WORK TASK » Your answer must consist of the records exactly as given, with no pictures included.

RECORDS FOR THIS TASK »
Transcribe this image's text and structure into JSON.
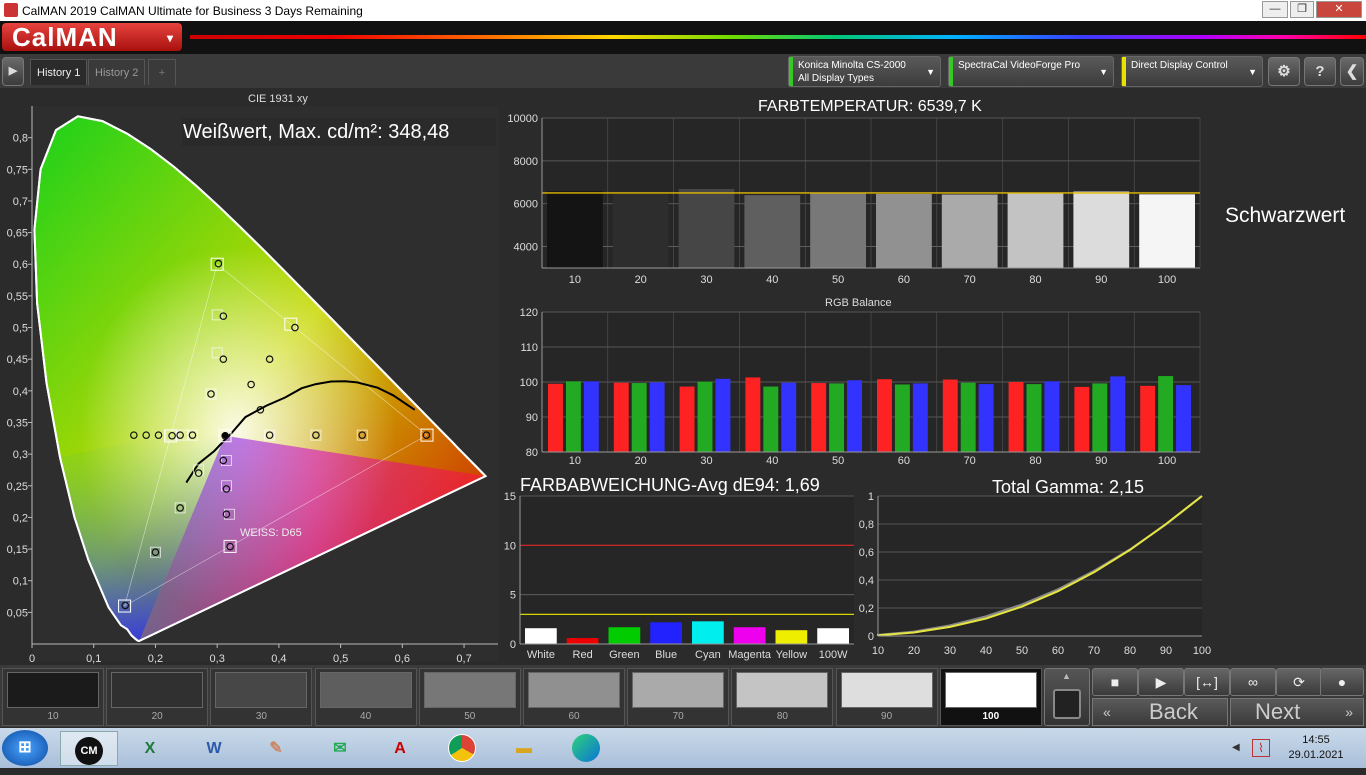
{
  "window": {
    "title": "CalMAN 2019 CalMAN Ultimate for Business 3 Days Remaining",
    "min": "—",
    "max": "❐",
    "close": "✕"
  },
  "brand": {
    "logo": "CalMAN",
    "dropdown": "▾"
  },
  "tabs": [
    {
      "label": "History 1"
    },
    {
      "label": "History 2"
    },
    {
      "label": "+"
    }
  ],
  "devices": [
    {
      "line1": "Konica Minolta CS-2000",
      "line2": "All Display Types",
      "color": "#34c924"
    },
    {
      "line1": "SpectraCal VideoForge Pro",
      "line2": "",
      "color": "#34c924"
    },
    {
      "line1": "Direct Display Control",
      "line2": "",
      "color": "#e8e200"
    }
  ],
  "toolbar_icons": {
    "play": "▶",
    "settings": "⚙",
    "help": "?",
    "collapse": "❮"
  },
  "cie": {
    "title": "CIE 1931 xy",
    "white_label": "Weißwert, Max. cd/m²: 348,48",
    "target_label": "WEISS: D65",
    "x_ticks": [
      "0",
      "0,1",
      "0,2",
      "0,3",
      "0,4",
      "0,5",
      "0,6",
      "0,7"
    ],
    "y_ticks": [
      "0,05",
      "0,1",
      "0,15",
      "0,2",
      "0,25",
      "0,3",
      "0,35",
      "0,4",
      "0,45",
      "0,5",
      "0,55",
      "0,6",
      "0,65",
      "0,7",
      "0,75",
      "0,8"
    ]
  },
  "colortemp": {
    "title": "FARBTEMPERATUR: 6539,7 K",
    "y_ticks": [
      "4000",
      "6000",
      "8000",
      "10000"
    ],
    "categories": [
      "10",
      "20",
      "30",
      "40",
      "50",
      "60",
      "70",
      "80",
      "90",
      "100"
    ]
  },
  "black_level_label": "Schwarzwert",
  "rgb": {
    "title": "RGB Balance",
    "y_ticks": [
      "80",
      "90",
      "100",
      "110",
      "120"
    ],
    "categories": [
      "10",
      "20",
      "30",
      "40",
      "50",
      "60",
      "70",
      "80",
      "90",
      "100"
    ]
  },
  "de": {
    "title": "FARBABWEICHUNG-Avg dE94: 1,69",
    "y_ticks": [
      "0",
      "5",
      "10",
      "15"
    ],
    "categories": [
      "White",
      "Red",
      "Green",
      "Blue",
      "Cyan",
      "Magenta",
      "Yellow",
      "100W"
    ]
  },
  "gamma": {
    "title": "Total Gamma: 2,15",
    "y_ticks": [
      "0",
      "0,2",
      "0,4",
      "0,6",
      "0,8",
      "1"
    ],
    "x_ticks": [
      "10",
      "20",
      "30",
      "40",
      "50",
      "60",
      "70",
      "80",
      "90",
      "100"
    ]
  },
  "swatches": [
    {
      "label": "10",
      "color": "#1b1b1b"
    },
    {
      "label": "20",
      "color": "#303030"
    },
    {
      "label": "30",
      "color": "#474747"
    },
    {
      "label": "40",
      "color": "#5e5e5e"
    },
    {
      "label": "50",
      "color": "#777777"
    },
    {
      "label": "60",
      "color": "#909090"
    },
    {
      "label": "70",
      "color": "#aaaaaa"
    },
    {
      "label": "80",
      "color": "#c4c4c4"
    },
    {
      "label": "90",
      "color": "#dedede"
    },
    {
      "label": "100",
      "color": "#ffffff"
    }
  ],
  "controls": {
    "stop": "■",
    "play": "▶",
    "fit": "[↔]",
    "loop": "∞",
    "refresh": "⟳",
    "back": "Back",
    "next": "Next"
  },
  "taskbar": {
    "time": "14:55",
    "date": "29.01.2021",
    "start": "⊞",
    "arrow": "◀"
  },
  "chart_data": [
    {
      "type": "scatter",
      "title": "CIE 1931 xy",
      "xlim": [
        0,
        0.75
      ],
      "ylim": [
        0,
        0.85
      ],
      "series": [
        {
          "name": "",
          "points": [
            [
              0.64,
              0.33
            ],
            [
              0.3,
              0.6
            ],
            [
              0.15,
              0.06
            ],
            [
              0.3127,
              0.329
            ],
            [
              0.2246,
              0.3287
            ],
            [
              0.3209,
              0.1542
            ],
            [
              0.4193,
              0.5053
            ]
          ]
        },
        {
          "name": "",
          "points": [
            [
              0.639,
              0.33
            ],
            [
              0.302,
              0.601
            ],
            [
              0.151,
              0.061
            ],
            [
              0.313,
              0.329
            ],
            [
              0.227,
              0.329
            ],
            [
              0.321,
              0.154
            ],
            [
              0.426,
              0.5
            ],
            [
              0.31,
              0.518
            ],
            [
              0.31,
              0.45
            ],
            [
              0.29,
              0.395
            ],
            [
              0.355,
              0.41
            ],
            [
              0.37,
              0.37
            ],
            [
              0.385,
              0.45
            ],
            [
              0.535,
              0.33
            ],
            [
              0.46,
              0.33
            ],
            [
              0.385,
              0.33
            ],
            [
              0.26,
              0.33
            ],
            [
              0.24,
              0.33
            ],
            [
              0.205,
              0.33
            ],
            [
              0.185,
              0.33
            ],
            [
              0.165,
              0.33
            ],
            [
              0.315,
              0.245
            ],
            [
              0.315,
              0.205
            ],
            [
              0.31,
              0.29
            ],
            [
              0.27,
              0.27
            ],
            [
              0.24,
              0.215
            ],
            [
              0.2,
              0.145
            ]
          ]
        }
      ]
    },
    {
      "type": "bar",
      "title": "FARBTEMPERATUR: 6539,7 K",
      "categories": [
        "10",
        "20",
        "30",
        "40",
        "50",
        "60",
        "70",
        "80",
        "90",
        "100"
      ],
      "values": [
        6580,
        6520,
        6690,
        6400,
        6500,
        6460,
        6430,
        6500,
        6570,
        6440
      ],
      "ylim": [
        3000,
        10000
      ],
      "target": 6504
    },
    {
      "type": "bar",
      "title": "RGB Balance",
      "categories": [
        "10",
        "20",
        "30",
        "40",
        "50",
        "60",
        "70",
        "80",
        "90",
        "100"
      ],
      "series": [
        {
          "name": "",
          "values": [
            99.5,
            99.8,
            98.7,
            101.3,
            99.7,
            100.8,
            100.7,
            100.0,
            98.6,
            98.9
          ]
        },
        {
          "name": "",
          "values": [
            100.2,
            99.7,
            100.1,
            98.7,
            99.6,
            99.3,
            99.8,
            99.4,
            99.6,
            101.7
          ]
        },
        {
          "name": "",
          "values": [
            100.2,
            99.9,
            100.9,
            99.8,
            100.5,
            99.6,
            99.4,
            100.2,
            101.6,
            99.1
          ]
        }
      ],
      "ylim": [
        80,
        120
      ]
    },
    {
      "type": "bar",
      "title": "FARBABWEICHUNG-Avg dE94: 1,69",
      "categories": [
        "White",
        "Red",
        "Green",
        "Blue",
        "Cyan",
        "Magenta",
        "Yellow",
        "100W"
      ],
      "values": [
        1.6,
        0.6,
        1.7,
        2.2,
        2.3,
        1.7,
        1.4,
        1.6
      ],
      "ylim": [
        0,
        15
      ],
      "thresholds": [
        3,
        10
      ]
    },
    {
      "type": "line",
      "title": "Total Gamma: 2,15",
      "x": [
        0,
        10,
        20,
        30,
        40,
        50,
        60,
        70,
        80,
        90,
        100
      ],
      "series": [
        {
          "name": "",
          "values": [
            0.0,
            0.007,
            0.031,
            0.075,
            0.14,
            0.225,
            0.333,
            0.464,
            0.618,
            0.797,
            1.0
          ]
        },
        {
          "name": "",
          "values": [
            0.0,
            0.005,
            0.025,
            0.065,
            0.125,
            0.21,
            0.32,
            0.455,
            0.615,
            0.8,
            1.0
          ]
        }
      ],
      "xlim": [
        10,
        100
      ],
      "ylim": [
        0,
        1
      ]
    }
  ]
}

SOLUTION »
Transcribe this image's text and structure into JSON.
{
  "window": {
    "title": "CalMAN 2019 CalMAN Ultimate for Business 3 Days Remaining",
    "min": "—",
    "max": "❐",
    "close": "✕"
  },
  "brand": {
    "logo": "CalMAN",
    "dropdown": "▾"
  },
  "tabs": [
    {
      "label": "History 1"
    },
    {
      "label": "History 2"
    },
    {
      "label": "+"
    }
  ],
  "devices": [
    {
      "line1": "Konica Minolta CS-2000",
      "line2": "All Display Types",
      "color": "#34c924"
    },
    {
      "line1": "SpectraCal VideoForge Pro",
      "line2": "",
      "color": "#34c924"
    },
    {
      "line1": "Direct Display Control",
      "line2": "",
      "color": "#e8e200"
    }
  ],
  "toolbar_icons": {
    "play": "▶",
    "settings": "⚙",
    "help": "?",
    "collapse": "❮"
  },
  "cie": {
    "title": "CIE 1931 xy",
    "white_label": "Weißwert, Max. cd/m²: 348,48",
    "target_label": "WEISS: D65",
    "x_ticks": [
      "0",
      "0,1",
      "0,2",
      "0,3",
      "0,4",
      "0,5",
      "0,6",
      "0,7"
    ],
    "y_ticks": [
      "0,05",
      "0,1",
      "0,15",
      "0,2",
      "0,25",
      "0,3",
      "0,35",
      "0,4",
      "0,45",
      "0,5",
      "0,55",
      "0,6",
      "0,65",
      "0,7",
      "0,75",
      "0,8"
    ]
  },
  "colortemp": {
    "title": "FARBTEMPERATUR: 6539,7 K",
    "y_ticks": [
      "4000",
      "6000",
      "8000",
      "10000"
    ],
    "categories": [
      "10",
      "20",
      "30",
      "40",
      "50",
      "60",
      "70",
      "80",
      "90",
      "100"
    ]
  },
  "black_level_label": "Schwarzwert",
  "rgb": {
    "title": "RGB Balance",
    "y_ticks": [
      "80",
      "90",
      "100",
      "110",
      "120"
    ],
    "categories": [
      "10",
      "20",
      "30",
      "40",
      "50",
      "60",
      "70",
      "80",
      "90",
      "100"
    ]
  },
  "de": {
    "title": "FARBABWEICHUNG-Avg dE94: 1,69",
    "y_ticks": [
      "0",
      "5",
      "10",
      "15"
    ],
    "categories": [
      "White",
      "Red",
      "Green",
      "Blue",
      "Cyan",
      "Magenta",
      "Yellow",
      "100W"
    ]
  },
  "gamma": {
    "title": "Total Gamma: 2,15",
    "y_ticks": [
      "0",
      "0,2",
      "0,4",
      "0,6",
      "0,8",
      "1"
    ],
    "x_ticks": [
      "10",
      "20",
      "30",
      "40",
      "50",
      "60",
      "70",
      "80",
      "90",
      "100"
    ]
  },
  "swatches": [
    {
      "label": "10",
      "color": "#1b1b1b"
    },
    {
      "label": "20",
      "color": "#303030"
    },
    {
      "label": "30",
      "color": "#474747"
    },
    {
      "label": "40",
      "color": "#5e5e5e"
    },
    {
      "label": "50",
      "color": "#777777"
    },
    {
      "label": "60",
      "color": "#909090"
    },
    {
      "label": "70",
      "color": "#aaaaaa"
    },
    {
      "label": "80",
      "color": "#c4c4c4"
    },
    {
      "label": "90",
      "color": "#dedede"
    },
    {
      "label": "100",
      "color": "#ffffff"
    }
  ],
  "controls": {
    "stop": "■",
    "play": "▶",
    "fit": "[↔]",
    "loop": "∞",
    "refresh": "⟳",
    "back": "Back",
    "next": "Next"
  },
  "taskbar": {
    "time": "14:55",
    "date": "29.01.2021",
    "start": "⊞",
    "arrow": "◀"
  },
  "chart_data": [
    {
      "type": "scatter",
      "title": "CIE 1931 xy",
      "xlim": [
        0,
        0.75
      ],
      "ylim": [
        0,
        0.85
      ],
      "series": [
        {
          "name": "",
          "points": [
            [
              0.64,
              0.33
            ],
            [
              0.3,
              0.6
            ],
            [
              0.15,
              0.06
            ],
            [
              0.3127,
              0.329
            ],
            [
              0.2246,
              0.3287
            ],
            [
              0.3209,
              0.1542
            ],
            [
              0.4193,
              0.5053
            ]
          ]
        },
        {
          "name": "",
          "points": [
            [
              0.639,
              0.33
            ],
            [
              0.302,
              0.601
            ],
            [
              0.151,
              0.061
            ],
            [
              0.313,
              0.329
            ],
            [
              0.227,
              0.329
            ],
            [
              0.321,
              0.154
            ],
            [
              0.426,
              0.5
            ],
            [
              0.31,
              0.518
            ],
            [
              0.31,
              0.45
            ],
            [
              0.29,
              0.395
            ],
            [
              0.355,
              0.41
            ],
            [
              0.37,
              0.37
            ],
            [
              0.385,
              0.45
            ],
            [
              0.535,
              0.33
            ],
            [
              0.46,
              0.33
            ],
            [
              0.385,
              0.33
            ],
            [
              0.26,
              0.33
            ],
            [
              0.24,
              0.33
            ],
            [
              0.205,
              0.33
            ],
            [
              0.185,
              0.33
            ],
            [
              0.165,
              0.33
            ],
            [
              0.315,
              0.245
            ],
            [
              0.315,
              0.205
            ],
            [
              0.31,
              0.29
            ],
            [
              0.27,
              0.27
            ],
            [
              0.24,
              0.215
            ],
            [
              0.2,
              0.145
            ]
          ]
        }
      ]
    },
    {
      "type": "bar",
      "title": "FARBTEMPERATUR: 6539,7 K",
      "categories": [
        "10",
        "20",
        "30",
        "40",
        "50",
        "60",
        "70",
        "80",
        "90",
        "100"
      ],
      "values": [
        6580,
        6520,
        6690,
        6400,
        6500,
        6460,
        6430,
        6500,
        6570,
        6440
      ],
      "ylim": [
        3000,
        10000
      ],
      "target": 6504
    },
    {
      "type": "bar",
      "title": "RGB Balance",
      "categories": [
        "10",
        "20",
        "30",
        "40",
        "50",
        "60",
        "70",
        "80",
        "90",
        "100"
      ],
      "series": [
        {
          "name": "",
          "values": [
            99.5,
            99.8,
            98.7,
            101.3,
            99.7,
            100.8,
            100.7,
            100.0,
            98.6,
            98.9
          ]
        },
        {
          "name": "",
          "values": [
            100.2,
            99.7,
            100.1,
            98.7,
            99.6,
            99.3,
            99.8,
            99.4,
            99.6,
            101.7
          ]
        },
        {
          "name": "",
          "values": [
            100.2,
            99.9,
            100.9,
            99.8,
            100.5,
            99.6,
            99.4,
            100.2,
            101.6,
            99.1
          ]
        }
      ],
      "ylim": [
        80,
        120
      ]
    },
    {
      "type": "bar",
      "title": "FARBABWEICHUNG-Avg dE94: 1,69",
      "categories": [
        "White",
        "Red",
        "Green",
        "Blue",
        "Cyan",
        "Magenta",
        "Yellow",
        "100W"
      ],
      "values": [
        1.6,
        0.6,
        1.7,
        2.2,
        2.3,
        1.7,
        1.4,
        1.6
      ],
      "ylim": [
        0,
        15
      ],
      "thresholds": [
        3,
        10
      ]
    },
    {
      "type": "line",
      "title": "Total Gamma: 2,15",
      "x": [
        0,
        10,
        20,
        30,
        40,
        50,
        60,
        70,
        80,
        90,
        100
      ],
      "series": [
        {
          "name": "",
          "values": [
            0.0,
            0.007,
            0.031,
            0.075,
            0.14,
            0.225,
            0.333,
            0.464,
            0.618,
            0.797,
            1.0
          ]
        },
        {
          "name": "",
          "values": [
            0.0,
            0.005,
            0.025,
            0.065,
            0.125,
            0.21,
            0.32,
            0.455,
            0.615,
            0.8,
            1.0
          ]
        }
      ],
      "xlim": [
        10,
        100
      ],
      "ylim": [
        0,
        1
      ]
    }
  ]
}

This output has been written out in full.